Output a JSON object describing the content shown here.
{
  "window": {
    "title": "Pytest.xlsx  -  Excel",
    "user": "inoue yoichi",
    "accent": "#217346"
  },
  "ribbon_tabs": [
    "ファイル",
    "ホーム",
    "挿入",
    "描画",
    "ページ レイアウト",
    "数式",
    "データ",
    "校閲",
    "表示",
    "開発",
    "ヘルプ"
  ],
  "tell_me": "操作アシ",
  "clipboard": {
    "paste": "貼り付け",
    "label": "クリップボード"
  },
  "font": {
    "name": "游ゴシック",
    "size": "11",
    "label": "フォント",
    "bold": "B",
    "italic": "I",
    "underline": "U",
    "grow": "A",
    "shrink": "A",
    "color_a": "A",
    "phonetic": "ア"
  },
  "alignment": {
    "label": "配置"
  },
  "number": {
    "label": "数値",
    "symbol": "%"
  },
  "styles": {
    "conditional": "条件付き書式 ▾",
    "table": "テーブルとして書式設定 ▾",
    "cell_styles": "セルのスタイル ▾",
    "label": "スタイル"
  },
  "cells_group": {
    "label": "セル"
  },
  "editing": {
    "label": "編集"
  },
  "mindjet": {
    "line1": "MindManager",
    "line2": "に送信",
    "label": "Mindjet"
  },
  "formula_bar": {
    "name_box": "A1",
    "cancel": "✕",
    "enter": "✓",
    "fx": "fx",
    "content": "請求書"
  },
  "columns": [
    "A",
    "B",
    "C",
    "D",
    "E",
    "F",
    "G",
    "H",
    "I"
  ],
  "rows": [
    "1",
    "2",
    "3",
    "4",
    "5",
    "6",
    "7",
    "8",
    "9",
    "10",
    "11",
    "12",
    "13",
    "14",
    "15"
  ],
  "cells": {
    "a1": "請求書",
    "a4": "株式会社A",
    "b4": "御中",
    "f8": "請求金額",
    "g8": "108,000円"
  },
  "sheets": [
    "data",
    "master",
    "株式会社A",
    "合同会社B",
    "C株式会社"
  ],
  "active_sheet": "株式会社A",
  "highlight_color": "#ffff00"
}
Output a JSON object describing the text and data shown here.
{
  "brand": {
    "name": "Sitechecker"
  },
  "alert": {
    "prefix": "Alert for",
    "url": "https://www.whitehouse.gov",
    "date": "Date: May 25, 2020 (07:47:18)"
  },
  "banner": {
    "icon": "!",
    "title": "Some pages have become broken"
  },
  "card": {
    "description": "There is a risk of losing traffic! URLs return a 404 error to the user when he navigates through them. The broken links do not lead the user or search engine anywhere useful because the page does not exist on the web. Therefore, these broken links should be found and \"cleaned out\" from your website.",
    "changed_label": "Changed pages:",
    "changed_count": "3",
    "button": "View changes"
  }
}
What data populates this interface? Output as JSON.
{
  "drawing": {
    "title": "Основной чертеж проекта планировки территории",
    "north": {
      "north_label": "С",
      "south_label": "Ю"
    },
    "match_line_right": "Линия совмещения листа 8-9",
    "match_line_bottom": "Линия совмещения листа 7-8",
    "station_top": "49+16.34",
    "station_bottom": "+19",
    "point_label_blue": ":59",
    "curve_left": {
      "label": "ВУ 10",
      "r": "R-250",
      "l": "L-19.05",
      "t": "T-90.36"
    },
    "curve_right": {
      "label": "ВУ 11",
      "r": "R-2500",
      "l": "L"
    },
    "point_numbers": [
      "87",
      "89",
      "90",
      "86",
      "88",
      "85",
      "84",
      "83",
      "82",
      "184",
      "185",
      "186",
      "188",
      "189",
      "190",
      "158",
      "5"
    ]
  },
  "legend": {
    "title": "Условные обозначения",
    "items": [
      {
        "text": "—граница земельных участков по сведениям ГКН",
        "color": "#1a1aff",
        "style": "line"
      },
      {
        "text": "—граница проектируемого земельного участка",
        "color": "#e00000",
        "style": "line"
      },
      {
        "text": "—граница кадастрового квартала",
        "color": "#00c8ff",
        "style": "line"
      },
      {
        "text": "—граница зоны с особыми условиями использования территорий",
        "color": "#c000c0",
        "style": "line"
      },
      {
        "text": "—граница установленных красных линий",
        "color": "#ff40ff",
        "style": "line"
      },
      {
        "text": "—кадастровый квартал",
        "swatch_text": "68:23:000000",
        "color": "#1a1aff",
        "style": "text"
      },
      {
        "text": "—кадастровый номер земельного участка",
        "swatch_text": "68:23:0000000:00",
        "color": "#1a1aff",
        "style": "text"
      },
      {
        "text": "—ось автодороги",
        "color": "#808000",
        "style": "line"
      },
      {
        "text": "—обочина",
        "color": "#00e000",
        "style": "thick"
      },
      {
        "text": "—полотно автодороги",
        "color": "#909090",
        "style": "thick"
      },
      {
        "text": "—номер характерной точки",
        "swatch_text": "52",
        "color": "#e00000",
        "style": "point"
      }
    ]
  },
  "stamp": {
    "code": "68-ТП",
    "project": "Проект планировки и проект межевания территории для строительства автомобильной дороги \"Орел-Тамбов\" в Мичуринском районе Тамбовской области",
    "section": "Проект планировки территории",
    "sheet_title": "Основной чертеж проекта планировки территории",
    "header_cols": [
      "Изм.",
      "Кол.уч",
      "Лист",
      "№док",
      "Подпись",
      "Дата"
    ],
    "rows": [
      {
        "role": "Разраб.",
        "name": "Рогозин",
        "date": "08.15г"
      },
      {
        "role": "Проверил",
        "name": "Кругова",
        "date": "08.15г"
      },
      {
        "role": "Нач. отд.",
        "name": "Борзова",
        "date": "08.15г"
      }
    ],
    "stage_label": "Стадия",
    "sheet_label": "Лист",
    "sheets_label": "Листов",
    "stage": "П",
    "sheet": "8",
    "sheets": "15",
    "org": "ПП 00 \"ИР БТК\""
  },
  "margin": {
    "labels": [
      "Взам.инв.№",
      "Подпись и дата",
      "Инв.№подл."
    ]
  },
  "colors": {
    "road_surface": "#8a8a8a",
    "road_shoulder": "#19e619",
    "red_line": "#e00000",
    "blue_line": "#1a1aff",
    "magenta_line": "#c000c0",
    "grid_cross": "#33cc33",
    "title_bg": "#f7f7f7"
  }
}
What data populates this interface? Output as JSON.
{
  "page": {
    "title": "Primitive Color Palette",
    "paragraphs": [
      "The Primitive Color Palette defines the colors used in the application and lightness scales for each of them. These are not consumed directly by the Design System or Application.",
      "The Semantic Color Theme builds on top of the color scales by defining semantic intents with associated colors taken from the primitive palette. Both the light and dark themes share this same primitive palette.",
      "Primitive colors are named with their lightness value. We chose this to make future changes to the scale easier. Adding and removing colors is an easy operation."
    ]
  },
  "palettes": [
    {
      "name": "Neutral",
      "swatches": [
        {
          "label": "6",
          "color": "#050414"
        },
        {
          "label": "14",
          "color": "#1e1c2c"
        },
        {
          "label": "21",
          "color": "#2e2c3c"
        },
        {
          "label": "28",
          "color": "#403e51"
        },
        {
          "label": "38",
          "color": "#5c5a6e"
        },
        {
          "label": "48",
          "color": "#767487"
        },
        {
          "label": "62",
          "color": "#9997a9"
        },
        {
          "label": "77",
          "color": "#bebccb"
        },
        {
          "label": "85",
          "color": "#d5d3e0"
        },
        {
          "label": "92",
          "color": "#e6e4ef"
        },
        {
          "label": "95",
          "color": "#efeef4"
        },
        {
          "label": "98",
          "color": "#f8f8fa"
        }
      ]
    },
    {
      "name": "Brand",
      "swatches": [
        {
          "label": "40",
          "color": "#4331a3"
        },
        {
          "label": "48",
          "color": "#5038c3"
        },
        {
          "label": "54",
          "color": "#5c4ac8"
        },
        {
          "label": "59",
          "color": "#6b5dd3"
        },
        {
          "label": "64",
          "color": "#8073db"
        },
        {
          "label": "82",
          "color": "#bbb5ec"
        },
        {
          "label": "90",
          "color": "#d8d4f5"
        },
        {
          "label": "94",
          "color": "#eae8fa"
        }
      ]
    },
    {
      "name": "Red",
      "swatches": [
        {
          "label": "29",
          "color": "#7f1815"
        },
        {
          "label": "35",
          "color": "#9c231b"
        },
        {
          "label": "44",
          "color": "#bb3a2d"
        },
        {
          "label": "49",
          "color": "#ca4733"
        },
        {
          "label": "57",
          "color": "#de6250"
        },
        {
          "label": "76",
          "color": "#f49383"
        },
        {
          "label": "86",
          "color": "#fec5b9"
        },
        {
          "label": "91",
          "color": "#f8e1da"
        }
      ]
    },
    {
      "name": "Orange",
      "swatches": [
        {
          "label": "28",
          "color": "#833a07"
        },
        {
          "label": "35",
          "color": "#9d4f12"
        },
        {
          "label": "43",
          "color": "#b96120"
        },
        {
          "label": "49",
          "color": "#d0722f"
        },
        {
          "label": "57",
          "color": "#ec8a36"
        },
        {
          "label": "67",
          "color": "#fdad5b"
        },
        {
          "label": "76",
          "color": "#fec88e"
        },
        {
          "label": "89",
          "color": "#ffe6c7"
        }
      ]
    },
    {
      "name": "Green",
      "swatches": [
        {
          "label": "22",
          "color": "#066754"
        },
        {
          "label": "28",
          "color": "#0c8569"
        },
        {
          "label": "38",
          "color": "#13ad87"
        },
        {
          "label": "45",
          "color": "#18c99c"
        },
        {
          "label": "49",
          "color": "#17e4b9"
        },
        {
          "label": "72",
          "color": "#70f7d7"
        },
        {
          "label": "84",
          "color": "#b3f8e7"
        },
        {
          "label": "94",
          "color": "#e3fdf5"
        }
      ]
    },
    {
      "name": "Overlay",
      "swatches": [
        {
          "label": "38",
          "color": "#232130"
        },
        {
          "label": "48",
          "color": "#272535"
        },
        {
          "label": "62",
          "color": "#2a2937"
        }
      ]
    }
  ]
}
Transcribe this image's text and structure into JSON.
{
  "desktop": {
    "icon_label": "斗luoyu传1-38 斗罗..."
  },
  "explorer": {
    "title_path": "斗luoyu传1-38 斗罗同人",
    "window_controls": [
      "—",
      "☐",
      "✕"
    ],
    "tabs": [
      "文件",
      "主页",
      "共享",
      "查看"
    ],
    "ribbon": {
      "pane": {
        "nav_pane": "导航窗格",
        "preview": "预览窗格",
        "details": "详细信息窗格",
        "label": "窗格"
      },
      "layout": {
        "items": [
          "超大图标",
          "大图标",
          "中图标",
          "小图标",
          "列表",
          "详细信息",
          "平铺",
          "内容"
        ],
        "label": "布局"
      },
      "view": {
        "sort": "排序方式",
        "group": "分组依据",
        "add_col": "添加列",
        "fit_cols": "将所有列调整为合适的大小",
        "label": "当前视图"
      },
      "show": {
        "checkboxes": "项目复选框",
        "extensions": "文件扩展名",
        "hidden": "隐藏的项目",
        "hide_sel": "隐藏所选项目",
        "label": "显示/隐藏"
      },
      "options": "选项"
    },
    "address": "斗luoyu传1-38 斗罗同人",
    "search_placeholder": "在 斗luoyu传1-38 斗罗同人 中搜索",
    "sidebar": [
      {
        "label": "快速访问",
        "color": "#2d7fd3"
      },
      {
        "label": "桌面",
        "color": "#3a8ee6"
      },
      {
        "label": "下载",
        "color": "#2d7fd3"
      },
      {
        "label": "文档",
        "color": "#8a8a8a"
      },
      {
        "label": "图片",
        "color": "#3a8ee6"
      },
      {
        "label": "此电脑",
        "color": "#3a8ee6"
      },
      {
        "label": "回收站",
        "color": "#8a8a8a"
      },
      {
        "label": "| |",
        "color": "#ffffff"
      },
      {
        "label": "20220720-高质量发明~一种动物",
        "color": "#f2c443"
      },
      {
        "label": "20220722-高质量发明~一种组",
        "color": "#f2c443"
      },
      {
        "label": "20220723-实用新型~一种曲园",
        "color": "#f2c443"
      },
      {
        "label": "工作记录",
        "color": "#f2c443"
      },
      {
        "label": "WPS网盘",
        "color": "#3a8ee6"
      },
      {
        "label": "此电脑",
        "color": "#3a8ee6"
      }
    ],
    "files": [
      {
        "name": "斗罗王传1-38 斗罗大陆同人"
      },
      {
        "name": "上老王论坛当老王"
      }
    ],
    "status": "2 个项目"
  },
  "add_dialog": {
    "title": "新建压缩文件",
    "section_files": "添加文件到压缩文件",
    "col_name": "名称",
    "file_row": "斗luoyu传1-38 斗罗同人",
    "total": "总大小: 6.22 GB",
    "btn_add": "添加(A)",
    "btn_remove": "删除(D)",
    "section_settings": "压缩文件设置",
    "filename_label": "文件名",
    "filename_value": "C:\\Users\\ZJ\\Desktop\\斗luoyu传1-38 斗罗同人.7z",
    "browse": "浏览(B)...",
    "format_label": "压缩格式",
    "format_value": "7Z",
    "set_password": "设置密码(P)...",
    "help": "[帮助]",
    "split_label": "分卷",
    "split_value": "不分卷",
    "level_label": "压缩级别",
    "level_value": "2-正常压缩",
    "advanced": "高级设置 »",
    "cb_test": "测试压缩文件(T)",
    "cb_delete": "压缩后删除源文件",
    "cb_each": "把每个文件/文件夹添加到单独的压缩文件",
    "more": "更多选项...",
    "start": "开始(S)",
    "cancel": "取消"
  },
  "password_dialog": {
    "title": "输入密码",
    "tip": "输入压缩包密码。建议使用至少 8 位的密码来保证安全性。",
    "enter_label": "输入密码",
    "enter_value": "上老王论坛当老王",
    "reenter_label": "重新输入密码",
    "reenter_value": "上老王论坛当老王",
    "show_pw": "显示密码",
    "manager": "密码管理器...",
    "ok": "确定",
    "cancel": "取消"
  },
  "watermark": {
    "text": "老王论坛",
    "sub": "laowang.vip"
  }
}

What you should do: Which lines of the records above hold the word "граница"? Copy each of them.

Output below:
        "text": "—граница земельных участков по сведениям ГКН",
        "text": "—граница проектируемого земельного участка",
        "text": "—граница кадастрового квартала",
        "text": "—граница зоны с особыми условиями использования территорий",
        "text": "—граница установленных красных линий",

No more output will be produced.